FAYETTEVILLE, Tenn. — September brings with it an air of excitement in south central Middle Tennessee in anticipation of the week-long, award-winning Lincoln County Fair. This annual event features a full slate of thrilling carnival rides, games, entertainment, arts, beauty pageants, agricultural exhibits, harness racing, demolition derbies, great food and much more.
The 111th Lincoln County Fair kicks off on Saturday, Sept. 12, and winds down on Saturday, Sept. 19. The event boasts one of the largest agricultural fairs in the state, with more than 100,000 fairgoers enjoying the rides, attractions and fun foods each year.
Three times since its inception, the Lincoln County Fair has been awarded the “Champion of Champions” award. The most recent award was in 2010, when the fair was awarded the highest award bestowed to a county fair in the state of Tennessee, presented by the Tennessee Association of Fairs.
This county fair has survived the Great Depression, World War II and several other adversities, and the success of the fair is a result of the hard work and dedication of the all-volunteer organization. This includes about 100 fair board members and officers and several hundred volunteers committed to sharing their enthusiasm for the community, agriculture and family fun.

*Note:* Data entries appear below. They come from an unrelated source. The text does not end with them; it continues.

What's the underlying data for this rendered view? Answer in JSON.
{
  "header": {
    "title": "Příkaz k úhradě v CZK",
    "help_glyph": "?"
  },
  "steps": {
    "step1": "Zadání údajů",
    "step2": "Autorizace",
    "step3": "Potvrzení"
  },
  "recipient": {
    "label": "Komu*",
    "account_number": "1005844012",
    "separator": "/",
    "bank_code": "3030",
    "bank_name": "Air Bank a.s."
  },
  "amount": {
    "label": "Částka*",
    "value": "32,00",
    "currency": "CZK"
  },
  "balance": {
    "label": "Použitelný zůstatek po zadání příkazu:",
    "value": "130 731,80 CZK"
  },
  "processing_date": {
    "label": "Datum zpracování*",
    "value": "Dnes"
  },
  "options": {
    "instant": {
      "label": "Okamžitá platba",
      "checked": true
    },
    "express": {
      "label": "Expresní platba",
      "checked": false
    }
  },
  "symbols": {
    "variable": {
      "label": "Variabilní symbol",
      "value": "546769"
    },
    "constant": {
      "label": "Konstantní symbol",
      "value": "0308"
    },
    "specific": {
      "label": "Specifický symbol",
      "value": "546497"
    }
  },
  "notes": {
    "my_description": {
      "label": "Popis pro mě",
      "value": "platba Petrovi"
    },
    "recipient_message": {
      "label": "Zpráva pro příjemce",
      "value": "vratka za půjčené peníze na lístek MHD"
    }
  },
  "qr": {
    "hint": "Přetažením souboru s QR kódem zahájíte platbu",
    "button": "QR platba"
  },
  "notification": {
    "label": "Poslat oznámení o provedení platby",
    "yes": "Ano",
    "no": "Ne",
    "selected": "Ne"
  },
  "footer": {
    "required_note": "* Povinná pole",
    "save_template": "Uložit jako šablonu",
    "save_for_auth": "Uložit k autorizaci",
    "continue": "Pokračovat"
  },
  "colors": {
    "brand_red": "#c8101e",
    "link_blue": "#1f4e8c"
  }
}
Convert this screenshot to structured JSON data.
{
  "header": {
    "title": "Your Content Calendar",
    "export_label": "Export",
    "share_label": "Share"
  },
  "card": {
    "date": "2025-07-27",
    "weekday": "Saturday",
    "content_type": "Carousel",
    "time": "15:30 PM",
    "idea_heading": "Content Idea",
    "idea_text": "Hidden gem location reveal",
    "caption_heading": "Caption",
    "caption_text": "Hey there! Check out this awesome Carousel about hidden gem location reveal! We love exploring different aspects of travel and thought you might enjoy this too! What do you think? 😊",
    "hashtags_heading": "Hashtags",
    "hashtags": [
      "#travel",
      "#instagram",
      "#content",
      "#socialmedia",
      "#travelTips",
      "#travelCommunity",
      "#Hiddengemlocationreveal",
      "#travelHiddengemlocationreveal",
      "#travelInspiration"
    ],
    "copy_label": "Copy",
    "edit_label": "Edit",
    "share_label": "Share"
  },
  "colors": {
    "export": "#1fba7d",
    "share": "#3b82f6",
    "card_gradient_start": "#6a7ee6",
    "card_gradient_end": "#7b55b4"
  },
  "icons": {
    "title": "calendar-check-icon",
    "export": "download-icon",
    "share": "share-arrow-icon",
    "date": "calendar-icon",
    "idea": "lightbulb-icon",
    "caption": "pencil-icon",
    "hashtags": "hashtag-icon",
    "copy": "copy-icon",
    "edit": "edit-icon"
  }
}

Corporate sponsors are essential in getting the fair started each year, with 80-percent of the income generated by gate admission fees re-invested into the production of the fair. That includes paying premiums to exhibitors.
Randy Cowley, Lincoln County Fair president, said this year on Friday night, Sept. 11, during preparation for the barbecue cook-off, there will be free admission to the fair, and although the Midway will be closed, there will be lots of activities for kids, including a moon bounce, corn hole tournament, dunking booth and laser tag for a small fee.
“People can come in and look around with no admission,” Cowley said.
Admission on the first Saturday night is $20, and that includes armbands for exciting rides from 1 p.m. until closing and for the spectacular evening concerts.
Other events Saturday include the 15th Annual Cook-off for youth and adults. Judging in the agri-cultural department com-mences, along with 4-H all sections and judging of en-tries in the Creative Living Department.
Three country music entertainers will ignite the crowd on the first Saturday, featuring Craig Wayne Boyd, the 2014 Voice Winner, Natalie Stovall and the Drive and Kacey Smith.
First up at 7 p.m. is Kacey Smith, a native of rural Tennessee, where she developed her singing abilities and entertainment style. She has performed in many states in a variety of venues. She writes songs and does many studio recordings. She has performed for Jack Daniel’s International BBQ Competition, The CMA Fest and Texas Songwriter’s Cruise and has performed at the world famous Bluebird Cafe.
Next, at 8 p.m., Natalie Stovall appears with The Drive. Natalie has been playing professionally since she was 10 years old and has performed at multiple venues, including the White House and the Oprah Winfrey Show. Performing over 200 dates per year, the Drive’s success has been attributed to family values and hard work.
In 2012, the group was named Entertainers of the Year by Campus Activities Magazine. This summer, they returned from the Middle East on one of their many Navy Entertainment Tours in support of US troops across the globe.
Led by lead vocalist Natalie Stovall, The Drive includes drummer, James Bavendam of Seattle, Chile’s Miguel Cancino on guitar, Zach Morse of Cheyenne, Wyo., on bass and vocals and Joel Dormer, guitarist and vocalist, of Redding, Calif.
Craig Wayne Boyd makes his appearance at 9 p.m. Boyd captured the limelight when he was a contestant and eventual winner on the seventh season of the television show, The Voice, in 2014. Years ago, the Texas native was drawn to gospel and country music, was active in his church choir and eventually became its director.
In the early 2000s, he moved to Nashville to pursue his dream of a career in the music business. When he auditioned for the seventh season of The Voice, his voice, performance and musical versatility made him a fan favorite, and eventually the overall winner in the contest.
Sunday through Thursday gate admission is $7 for ages six and up, and children under six get in free. Carnival ride enthusiasts will enjoy armband day on Sunday with all-you-can-ride from 1 p.m. until 5:30 p.m. for $20, plus admission.
The annual fair features events daily, including the annual Dairy Goat Showmanship Class and Shows (4-H, FFA and Open); Quarter Horse, Pony Races and Mule Races; cattle shows; a Fairest of the Fair pageant; harness racing; a crowd favorite Demolition Derby; a four-wheel drive, drag race mud bog; a sanctioned Truck & Tractor Pull; an antique tractor show; plenty of armband days; lots of rides and lots of good food.
Season passes to the fair may be purchased for $45, and parking is available inside the fairgrounds for $5.
For a full schedule of events, fair entry dates and rules, go online to <www.lincolncountyfairtn.com>.